Aphrodisias was granted the honor of hosting gladiatorial combats in Roman times. Standing at the edge of the stadium, it is not difficult to conjure up an image of raucous crowds packing the stands and cheering for either man or beast, depending on their inclination. V took the opportunity to enact a long cherished cricket fantasy - bowling in a large stadium! Unfortunately he only had one lone spectator cheering him. Yes, for a short period of time we had the entire stadium all to ourselves!
One of the real gems at Aphrodisias is the Sebasteion. it was originally built as a temple to the deified Roman emperors. In its heyday this was a spectacular building preceded by a three-storey high double colonnade decorated with friezes of Greek myths and the exploits of the emperors. Amazingly it was excavated as recently as 1979 and 70 of the original 190 reliefs have been recovered.
We spent all the remaining time we had at the excellent museum that has been specifically designed to display the sculptures and artifacts excavated at Aphrodisias. Since we had just visited the site, it made it easier for us to imagine how each frieze or statue would have looked in situ.
Looking at it overall, while restoration has played a part in bringing Aphrodisias back to life, many of its buildings and monuments are unusually well preserved and even in a short visit you get a real sense of the energy and vitality of this ancient city.
Google Maps Link
Wow; never heard of the place and it seems to be a gem. Wonder how it escaped becoming tourist famous with such wonderful sights.
Bravo V. Taking a wicket in a Roman stadium is some achievement :) From , on Dec 1, 2012 at 10:11AM
@Ramesh : Thanks! Not having a real batsman in front (the Greeks and the Romans who could play swing bowling under these conditions having long disappeared) helped. It is a pity that the bus loads of tourists who arrived at the stadium minutes later missed the ball of the millennium that deceived a champion dead Roman batsman who destroyed local Mediterranean bowling attacks. From, on Dec 1, 2012 at 11:08AM
I am only referring to the number of blog-posts thus far. From , on Dec 3, 2012 at 05:39AM
RV, Check this link. The entire song shot in turkey it seems. Watch
2 min 50 sec. Its bouletarion (council house) I think.
http://www.youtube.com/watch?v=jZV9adkW6oE From , on Dec 3, 2012 at 11:24AM
@VS - There are very fast buses that allow this couple to go back and forth between Cappadocia (the shots with the fairy chimneys and strange looking rocks), Pamukkale (the travertines and the theatre are featured in this song) and Ephesus (the library of Celsus and the Sacred Path are featured in the song). However, the buses don't have room to change clothes so they obviously managed it elsewhere. The spot at 2:57 is the theatre in Hierapolis (not the Council House which is much smaller).

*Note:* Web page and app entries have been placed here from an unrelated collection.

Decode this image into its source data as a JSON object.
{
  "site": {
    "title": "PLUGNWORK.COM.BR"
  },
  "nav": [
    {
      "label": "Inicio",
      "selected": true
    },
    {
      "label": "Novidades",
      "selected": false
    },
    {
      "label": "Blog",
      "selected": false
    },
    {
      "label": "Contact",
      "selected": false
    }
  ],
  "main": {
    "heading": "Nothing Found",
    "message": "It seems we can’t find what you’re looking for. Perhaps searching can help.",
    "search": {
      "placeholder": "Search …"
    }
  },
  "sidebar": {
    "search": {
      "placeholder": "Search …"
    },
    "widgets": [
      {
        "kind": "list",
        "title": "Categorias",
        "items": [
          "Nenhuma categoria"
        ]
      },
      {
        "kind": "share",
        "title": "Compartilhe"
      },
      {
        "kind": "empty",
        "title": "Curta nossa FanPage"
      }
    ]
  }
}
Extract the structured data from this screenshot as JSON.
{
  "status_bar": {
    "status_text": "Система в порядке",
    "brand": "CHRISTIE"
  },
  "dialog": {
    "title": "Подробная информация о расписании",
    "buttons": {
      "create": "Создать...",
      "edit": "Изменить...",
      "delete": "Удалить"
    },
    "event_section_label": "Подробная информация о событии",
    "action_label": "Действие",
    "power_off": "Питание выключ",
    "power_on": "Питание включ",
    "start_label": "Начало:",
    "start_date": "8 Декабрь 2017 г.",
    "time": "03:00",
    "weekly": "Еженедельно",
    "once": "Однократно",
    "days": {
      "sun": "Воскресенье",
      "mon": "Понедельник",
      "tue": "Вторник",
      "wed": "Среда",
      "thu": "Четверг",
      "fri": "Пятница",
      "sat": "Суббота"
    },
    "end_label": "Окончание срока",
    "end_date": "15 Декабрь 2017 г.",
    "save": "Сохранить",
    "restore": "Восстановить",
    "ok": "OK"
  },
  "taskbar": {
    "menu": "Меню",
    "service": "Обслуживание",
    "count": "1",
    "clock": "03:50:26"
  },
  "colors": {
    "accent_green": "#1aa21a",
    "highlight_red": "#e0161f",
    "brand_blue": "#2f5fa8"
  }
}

Also a good thing that the male singer's wish to cross boundaries - even for a short period of time as the title suggests - was not attempted. The authorities are ever watchful and don't allow visitors to go beyond where it is safe. From , on Dec 5, 2012 at 09:49AM
@TSB - Thanks! Just published Ephesus, the next one! From, on Dec 5, 2012 at 04:32PM